(Task brief):
Match on the string "pacientes" in the entries below and return every matching line.

(Data listing):
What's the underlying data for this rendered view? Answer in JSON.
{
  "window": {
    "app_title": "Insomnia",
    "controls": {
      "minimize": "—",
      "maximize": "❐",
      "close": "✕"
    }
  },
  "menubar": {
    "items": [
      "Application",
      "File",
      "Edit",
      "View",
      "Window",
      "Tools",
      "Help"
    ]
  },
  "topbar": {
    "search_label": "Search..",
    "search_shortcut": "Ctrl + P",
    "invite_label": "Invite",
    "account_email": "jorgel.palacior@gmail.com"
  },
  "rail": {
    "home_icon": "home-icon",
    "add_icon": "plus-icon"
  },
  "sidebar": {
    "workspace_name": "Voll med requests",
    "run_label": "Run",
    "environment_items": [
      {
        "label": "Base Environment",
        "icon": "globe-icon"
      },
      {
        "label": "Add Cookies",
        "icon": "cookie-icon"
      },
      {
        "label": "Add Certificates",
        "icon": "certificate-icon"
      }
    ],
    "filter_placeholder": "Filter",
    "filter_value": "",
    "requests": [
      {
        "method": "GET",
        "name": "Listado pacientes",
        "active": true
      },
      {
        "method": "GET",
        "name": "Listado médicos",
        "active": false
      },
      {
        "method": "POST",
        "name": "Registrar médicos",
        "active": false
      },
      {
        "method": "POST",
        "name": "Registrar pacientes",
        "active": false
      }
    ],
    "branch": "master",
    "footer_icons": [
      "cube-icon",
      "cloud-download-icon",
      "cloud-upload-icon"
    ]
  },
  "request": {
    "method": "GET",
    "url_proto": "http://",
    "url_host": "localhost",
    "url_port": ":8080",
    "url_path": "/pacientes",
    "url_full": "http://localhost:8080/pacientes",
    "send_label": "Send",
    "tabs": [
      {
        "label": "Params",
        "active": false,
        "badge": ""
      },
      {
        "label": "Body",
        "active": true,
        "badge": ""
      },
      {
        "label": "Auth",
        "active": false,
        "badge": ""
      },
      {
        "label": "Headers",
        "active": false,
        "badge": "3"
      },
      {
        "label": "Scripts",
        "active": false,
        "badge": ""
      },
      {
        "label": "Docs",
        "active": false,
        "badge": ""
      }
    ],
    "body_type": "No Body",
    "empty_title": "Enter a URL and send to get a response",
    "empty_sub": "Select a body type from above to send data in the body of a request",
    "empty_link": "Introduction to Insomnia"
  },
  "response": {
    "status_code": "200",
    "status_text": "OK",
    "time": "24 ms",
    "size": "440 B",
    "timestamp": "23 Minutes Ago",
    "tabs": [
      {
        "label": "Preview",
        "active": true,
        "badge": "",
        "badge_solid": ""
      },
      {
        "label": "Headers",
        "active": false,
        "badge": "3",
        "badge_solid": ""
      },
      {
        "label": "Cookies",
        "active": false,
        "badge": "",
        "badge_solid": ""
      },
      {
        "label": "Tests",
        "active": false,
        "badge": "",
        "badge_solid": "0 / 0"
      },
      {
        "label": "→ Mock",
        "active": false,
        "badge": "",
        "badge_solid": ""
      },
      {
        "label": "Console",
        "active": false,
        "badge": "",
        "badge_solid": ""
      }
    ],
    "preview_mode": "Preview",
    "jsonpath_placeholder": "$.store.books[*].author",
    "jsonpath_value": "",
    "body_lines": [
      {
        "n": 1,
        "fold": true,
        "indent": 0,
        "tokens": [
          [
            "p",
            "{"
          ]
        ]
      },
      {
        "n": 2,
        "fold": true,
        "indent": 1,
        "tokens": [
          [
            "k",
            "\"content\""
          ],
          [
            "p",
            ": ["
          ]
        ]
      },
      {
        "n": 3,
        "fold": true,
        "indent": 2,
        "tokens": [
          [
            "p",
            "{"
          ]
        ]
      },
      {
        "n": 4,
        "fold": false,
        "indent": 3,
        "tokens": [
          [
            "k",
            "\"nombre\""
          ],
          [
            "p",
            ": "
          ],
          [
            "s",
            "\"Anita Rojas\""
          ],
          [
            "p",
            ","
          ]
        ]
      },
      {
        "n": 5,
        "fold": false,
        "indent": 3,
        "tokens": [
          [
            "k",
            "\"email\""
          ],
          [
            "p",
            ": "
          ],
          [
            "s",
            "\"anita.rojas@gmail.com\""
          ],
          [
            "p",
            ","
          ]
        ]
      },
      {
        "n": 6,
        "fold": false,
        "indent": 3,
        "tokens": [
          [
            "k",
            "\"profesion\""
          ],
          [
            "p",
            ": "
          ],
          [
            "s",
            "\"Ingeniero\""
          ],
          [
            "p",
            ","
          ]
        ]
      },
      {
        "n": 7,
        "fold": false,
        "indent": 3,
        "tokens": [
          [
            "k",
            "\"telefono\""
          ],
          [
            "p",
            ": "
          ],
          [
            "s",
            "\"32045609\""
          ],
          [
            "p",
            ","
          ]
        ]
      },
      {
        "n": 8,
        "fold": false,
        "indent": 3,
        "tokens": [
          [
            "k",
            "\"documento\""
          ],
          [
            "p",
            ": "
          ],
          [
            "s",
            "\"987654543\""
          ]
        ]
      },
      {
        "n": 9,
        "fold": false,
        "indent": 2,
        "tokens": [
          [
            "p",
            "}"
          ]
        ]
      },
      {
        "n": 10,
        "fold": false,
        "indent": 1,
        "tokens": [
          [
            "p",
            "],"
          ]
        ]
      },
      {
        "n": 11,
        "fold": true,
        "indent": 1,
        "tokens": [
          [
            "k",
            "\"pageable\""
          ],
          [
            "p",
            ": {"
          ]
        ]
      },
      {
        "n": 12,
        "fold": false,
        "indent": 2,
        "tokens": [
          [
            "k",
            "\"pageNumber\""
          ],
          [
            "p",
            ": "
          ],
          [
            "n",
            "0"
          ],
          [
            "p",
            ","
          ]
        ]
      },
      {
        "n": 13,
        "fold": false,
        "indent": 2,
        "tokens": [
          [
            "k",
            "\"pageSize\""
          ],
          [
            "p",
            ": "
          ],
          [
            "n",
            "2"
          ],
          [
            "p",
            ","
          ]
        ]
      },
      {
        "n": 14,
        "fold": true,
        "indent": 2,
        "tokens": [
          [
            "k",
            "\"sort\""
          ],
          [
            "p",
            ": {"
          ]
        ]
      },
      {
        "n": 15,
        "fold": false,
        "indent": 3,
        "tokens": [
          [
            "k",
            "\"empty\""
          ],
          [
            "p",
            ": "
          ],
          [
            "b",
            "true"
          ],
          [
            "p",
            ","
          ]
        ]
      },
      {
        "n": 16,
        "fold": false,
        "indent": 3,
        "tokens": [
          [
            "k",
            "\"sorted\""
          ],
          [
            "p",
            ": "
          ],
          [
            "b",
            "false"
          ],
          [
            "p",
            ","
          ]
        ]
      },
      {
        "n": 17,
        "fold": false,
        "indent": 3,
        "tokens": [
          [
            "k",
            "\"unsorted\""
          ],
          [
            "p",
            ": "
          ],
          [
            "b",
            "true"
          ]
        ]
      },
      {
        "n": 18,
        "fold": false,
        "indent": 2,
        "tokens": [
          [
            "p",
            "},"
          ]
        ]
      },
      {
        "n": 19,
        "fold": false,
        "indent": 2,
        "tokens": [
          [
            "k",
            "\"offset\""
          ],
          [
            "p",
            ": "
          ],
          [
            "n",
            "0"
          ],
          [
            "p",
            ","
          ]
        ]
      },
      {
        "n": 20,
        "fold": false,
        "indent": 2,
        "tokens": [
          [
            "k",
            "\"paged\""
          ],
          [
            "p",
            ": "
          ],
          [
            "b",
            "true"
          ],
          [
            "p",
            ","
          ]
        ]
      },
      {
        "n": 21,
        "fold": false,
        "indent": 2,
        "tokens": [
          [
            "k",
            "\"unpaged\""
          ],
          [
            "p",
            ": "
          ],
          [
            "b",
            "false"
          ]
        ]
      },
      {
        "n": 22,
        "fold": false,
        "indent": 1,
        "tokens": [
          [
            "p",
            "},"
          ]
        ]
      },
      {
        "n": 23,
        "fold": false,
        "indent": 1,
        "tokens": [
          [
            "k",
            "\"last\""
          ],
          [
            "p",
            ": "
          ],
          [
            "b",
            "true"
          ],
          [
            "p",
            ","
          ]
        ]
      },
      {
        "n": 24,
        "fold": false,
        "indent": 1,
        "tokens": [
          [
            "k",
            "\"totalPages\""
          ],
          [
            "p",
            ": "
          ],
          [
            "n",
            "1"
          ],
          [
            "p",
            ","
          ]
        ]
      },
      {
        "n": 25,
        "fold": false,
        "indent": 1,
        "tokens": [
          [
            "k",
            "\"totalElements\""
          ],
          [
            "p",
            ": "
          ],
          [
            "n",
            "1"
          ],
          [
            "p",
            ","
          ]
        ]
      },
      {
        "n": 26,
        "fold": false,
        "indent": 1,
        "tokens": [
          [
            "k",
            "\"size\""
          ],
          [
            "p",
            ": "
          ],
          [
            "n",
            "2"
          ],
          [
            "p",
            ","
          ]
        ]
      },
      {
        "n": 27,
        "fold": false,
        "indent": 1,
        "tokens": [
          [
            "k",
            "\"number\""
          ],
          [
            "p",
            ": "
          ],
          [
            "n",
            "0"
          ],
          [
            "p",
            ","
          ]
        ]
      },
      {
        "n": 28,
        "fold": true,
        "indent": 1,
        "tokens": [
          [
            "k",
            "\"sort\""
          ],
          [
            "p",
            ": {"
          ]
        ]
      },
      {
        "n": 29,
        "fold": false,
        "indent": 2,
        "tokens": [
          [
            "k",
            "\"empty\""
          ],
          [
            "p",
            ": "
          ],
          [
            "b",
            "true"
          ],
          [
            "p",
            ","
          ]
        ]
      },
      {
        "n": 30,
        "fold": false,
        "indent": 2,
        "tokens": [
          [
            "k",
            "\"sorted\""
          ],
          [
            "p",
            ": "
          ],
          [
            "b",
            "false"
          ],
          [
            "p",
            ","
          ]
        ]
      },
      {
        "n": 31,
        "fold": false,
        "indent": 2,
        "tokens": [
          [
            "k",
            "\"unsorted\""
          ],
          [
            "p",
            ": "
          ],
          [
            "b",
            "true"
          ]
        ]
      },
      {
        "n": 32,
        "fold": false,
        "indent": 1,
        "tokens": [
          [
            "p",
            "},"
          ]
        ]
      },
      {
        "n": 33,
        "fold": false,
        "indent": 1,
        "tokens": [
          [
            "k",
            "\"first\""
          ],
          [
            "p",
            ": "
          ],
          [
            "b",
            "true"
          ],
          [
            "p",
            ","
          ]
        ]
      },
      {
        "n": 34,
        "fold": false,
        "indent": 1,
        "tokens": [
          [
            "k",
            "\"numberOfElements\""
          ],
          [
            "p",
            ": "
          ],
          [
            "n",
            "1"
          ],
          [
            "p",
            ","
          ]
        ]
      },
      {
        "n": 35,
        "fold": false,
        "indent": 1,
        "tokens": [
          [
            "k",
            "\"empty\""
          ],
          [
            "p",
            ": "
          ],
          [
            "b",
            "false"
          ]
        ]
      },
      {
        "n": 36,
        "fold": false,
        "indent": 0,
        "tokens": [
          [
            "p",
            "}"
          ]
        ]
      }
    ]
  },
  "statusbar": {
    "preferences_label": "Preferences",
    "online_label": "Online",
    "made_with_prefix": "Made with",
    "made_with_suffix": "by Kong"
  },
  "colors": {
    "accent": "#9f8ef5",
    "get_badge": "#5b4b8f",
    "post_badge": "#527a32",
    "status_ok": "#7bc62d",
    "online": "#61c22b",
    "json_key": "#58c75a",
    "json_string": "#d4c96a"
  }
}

(Solution for this task):
        "name": "Listado pacientes",
        "name": "Registrar pacientes",
    "url_path": "/pacientes",
    "url_full": "http://localhost:8080/pacientes",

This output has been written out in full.